EXERCISE DIRECTIONS →
Omit the pictures and reproduce the rest of the listing exactly.

SOURCE RECORDS →

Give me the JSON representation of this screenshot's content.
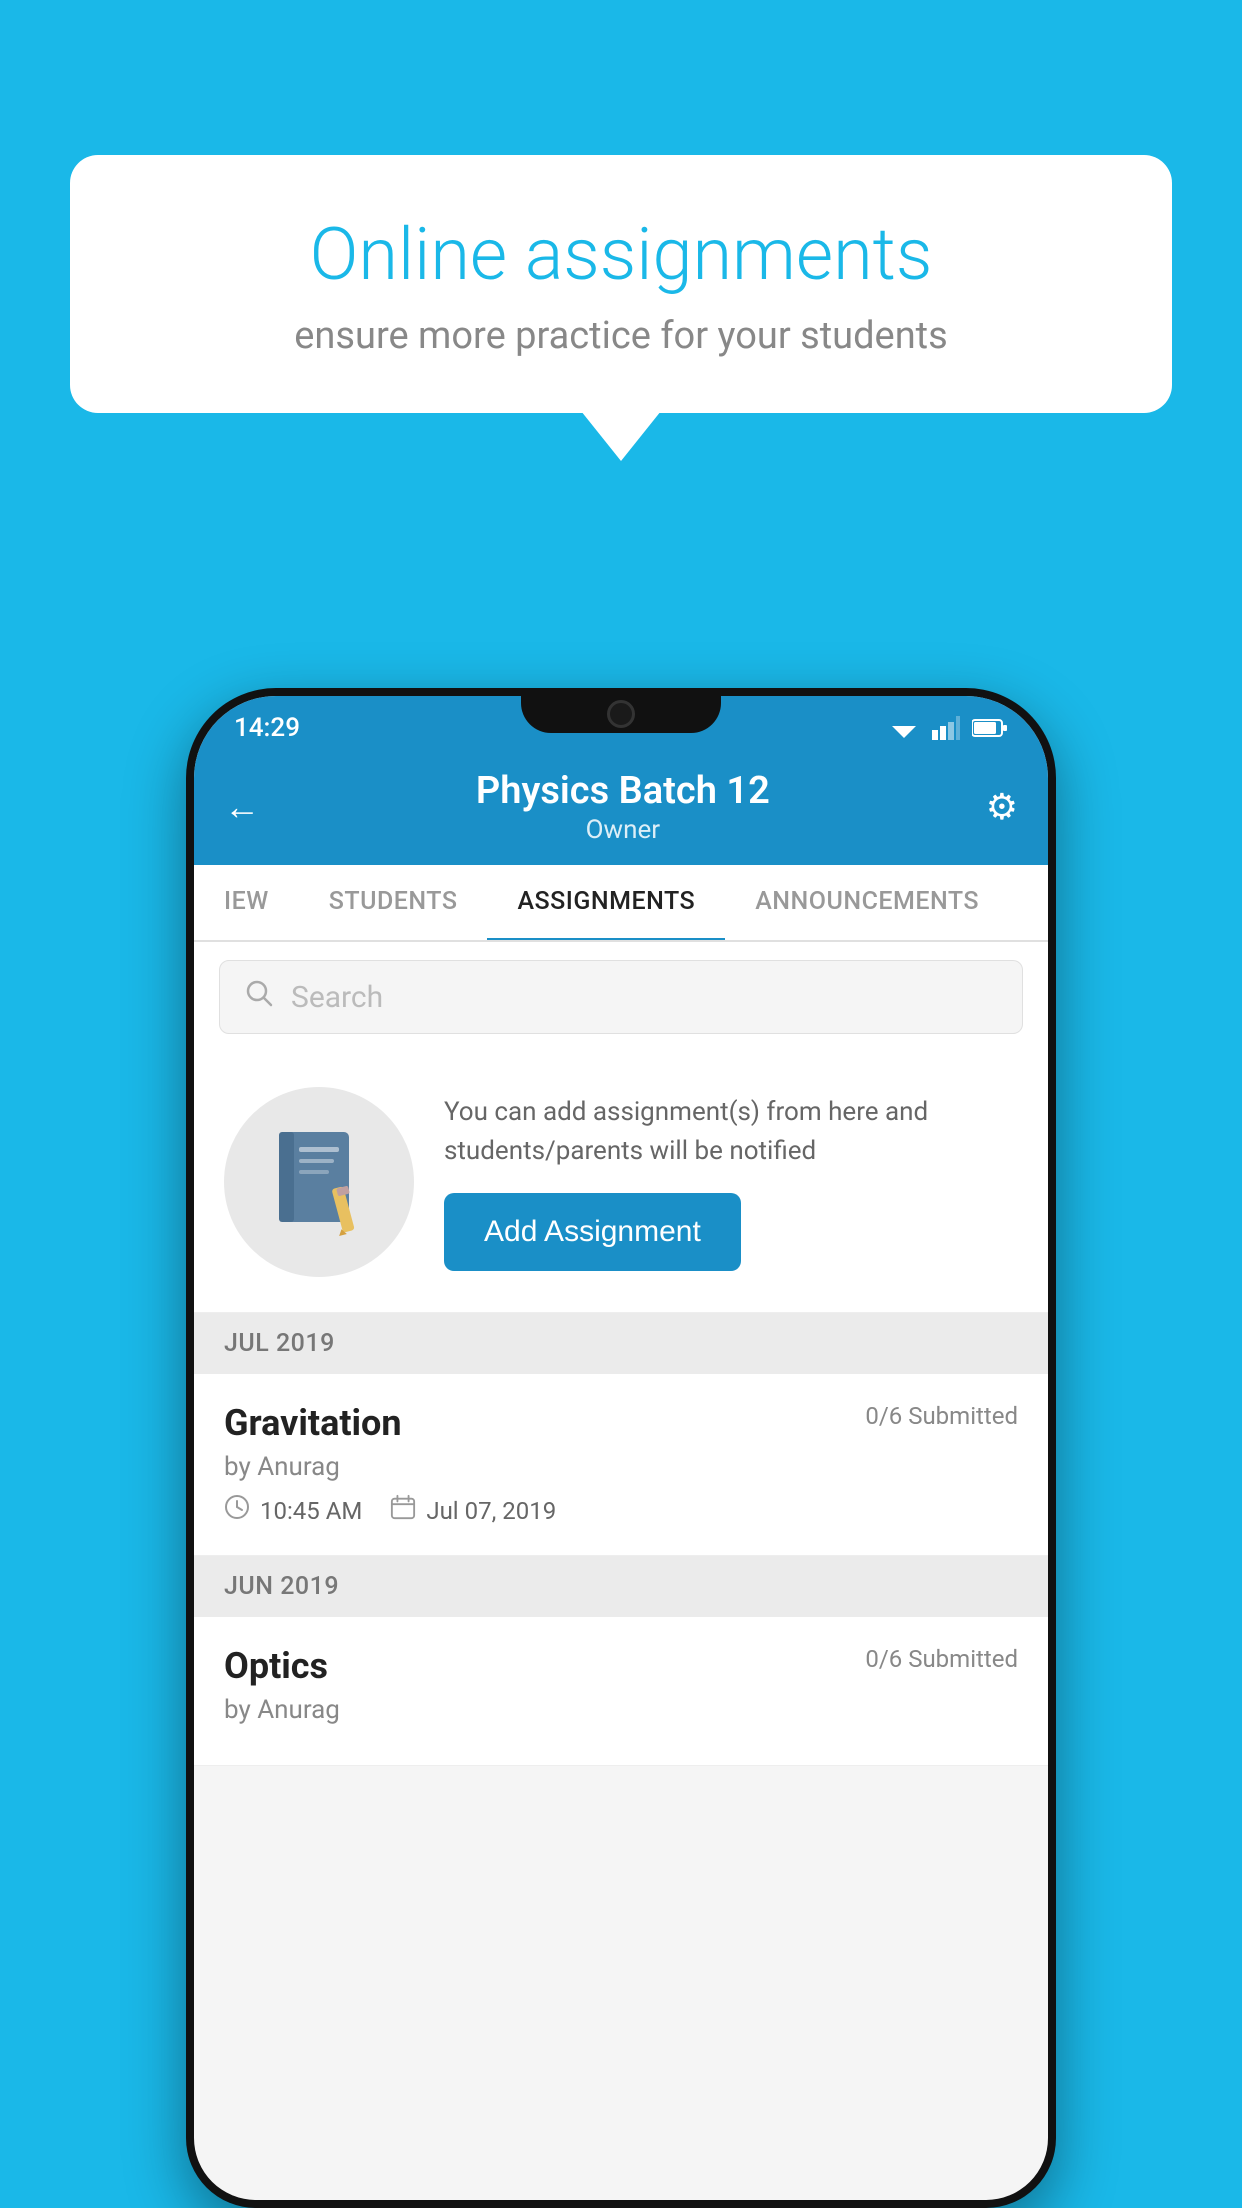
{
  "background_color": "#1ab8e8",
  "speech_bubble": {
    "title": "Online assignments",
    "subtitle": "ensure more practice for your students"
  },
  "phone": {
    "status_bar": {
      "time": "14:29"
    },
    "header": {
      "title": "Physics Batch 12",
      "subtitle": "Owner",
      "back_label": "←",
      "settings_label": "⚙"
    },
    "tabs": [
      {
        "label": "IEW",
        "active": false
      },
      {
        "label": "STUDENTS",
        "active": false
      },
      {
        "label": "ASSIGNMENTS",
        "active": true
      },
      {
        "label": "ANNOUNCEMENTS",
        "active": false
      }
    ],
    "search": {
      "placeholder": "Search"
    },
    "promo": {
      "text": "You can add assignment(s) from here and students/parents will be notified",
      "button_label": "Add Assignment"
    },
    "sections": [
      {
        "label": "JUL 2019",
        "assignments": [
          {
            "title": "Gravitation",
            "submitted": "0/6 Submitted",
            "by": "by Anurag",
            "time": "10:45 AM",
            "date": "Jul 07, 2019"
          }
        ]
      },
      {
        "label": "JUN 2019",
        "assignments": [
          {
            "title": "Optics",
            "submitted": "0/6 Submitted",
            "by": "by Anurag",
            "time": "",
            "date": ""
          }
        ]
      }
    ]
  }
}
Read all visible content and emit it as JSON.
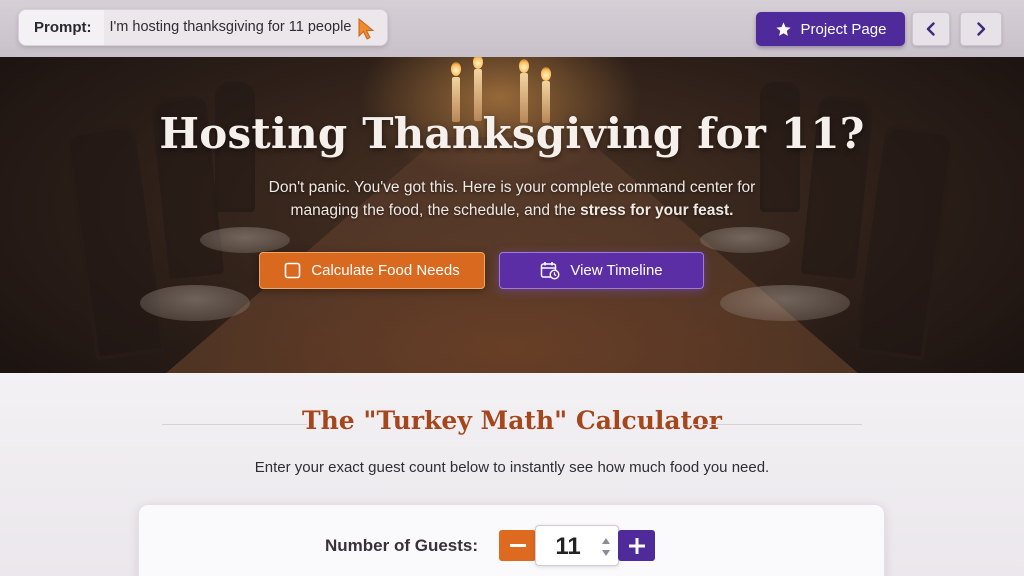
{
  "prompt": {
    "label": "Prompt:",
    "text": "I'm hosting thanksgiving for 11 people",
    "icon": "cursor-pointer-icon"
  },
  "toolbar": {
    "project_label": "Project Page",
    "project_icon": "star-icon",
    "prev_icon": "chevron-left-icon",
    "next_icon": "chevron-right-icon"
  },
  "hero": {
    "title": "Hosting Thanksgiving for 11?",
    "subtitle_line1": "Don't panic. You've got this. Here is your complete command center for",
    "subtitle_line2_plain": "managing the food, the schedule, and the ",
    "subtitle_line2_bold": "stress for your feast.",
    "calc_button": "Calculate Food Needs",
    "timeline_button": "View Timeline"
  },
  "calculator": {
    "title": "The \"Turkey Math\" Calculator",
    "description": "Enter your exact guest count below to instantly see how much food you need.",
    "guests_label": "Number of Guests:",
    "guests_value": "11"
  },
  "colors": {
    "accent_orange": "#d9691f",
    "accent_purple": "#4f2a9a",
    "title_rust": "#a5461c"
  }
}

FINISHED TASK →
Give me the JSON representation of this screenshot's content.
{
  "background_color": "#1ab8e8",
  "speech_bubble": {
    "title": "Online assignments",
    "subtitle": "ensure more practice for your students"
  },
  "phone": {
    "status_bar": {
      "time": "14:29"
    },
    "header": {
      "title": "Physics Batch 12",
      "subtitle": "Owner",
      "back_label": "←",
      "settings_label": "⚙"
    },
    "tabs": [
      {
        "label": "IEW",
        "active": false
      },
      {
        "label": "STUDENTS",
        "active": false
      },
      {
        "label": "ASSIGNMENTS",
        "active": true
      },
      {
        "label": "ANNOUNCEMENTS",
        "active": false
      }
    ],
    "search": {
      "placeholder": "Search"
    },
    "promo": {
      "text": "You can add assignment(s) from here and students/parents will be notified",
      "button_label": "Add Assignment"
    },
    "sections": [
      {
        "label": "JUL 2019",
        "assignments": [
          {
            "title": "Gravitation",
            "submitted": "0/6 Submitted",
            "by": "by Anurag",
            "time": "10:45 AM",
            "date": "Jul 07, 2019"
          }
        ]
      },
      {
        "label": "JUN 2019",
        "assignments": [
          {
            "title": "Optics",
            "submitted": "0/6 Submitted",
            "by": "by Anurag",
            "time": "",
            "date": ""
          }
        ]
      }
    ]
  }
}
Read all visible content and emit it as JSON.
{
  "prompt": {
    "label": "Prompt:",
    "text": "I'm hosting thanksgiving for 11 people",
    "icon": "cursor-pointer-icon"
  },
  "toolbar": {
    "project_label": "Project Page",
    "project_icon": "star-icon",
    "prev_icon": "chevron-left-icon",
    "next_icon": "chevron-right-icon"
  },
  "hero": {
    "title": "Hosting Thanksgiving for 11?",
    "subtitle_line1": "Don't panic. You've got this. Here is your complete command center for",
    "subtitle_line2_plain": "managing the food, the schedule, and the ",
    "subtitle_line2_bold": "stress for your feast.",
    "calc_button": "Calculate Food Needs",
    "timeline_button": "View Timeline"
  },
  "calculator": {
    "title": "The \"Turkey Math\" Calculator",
    "description": "Enter your exact guest count below to instantly see how much food you need.",
    "guests_label": "Number of Guests:",
    "guests_value": "11"
  },
  "colors": {
    "accent_orange": "#d9691f",
    "accent_purple": "#4f2a9a",
    "title_rust": "#a5461c"
  }
}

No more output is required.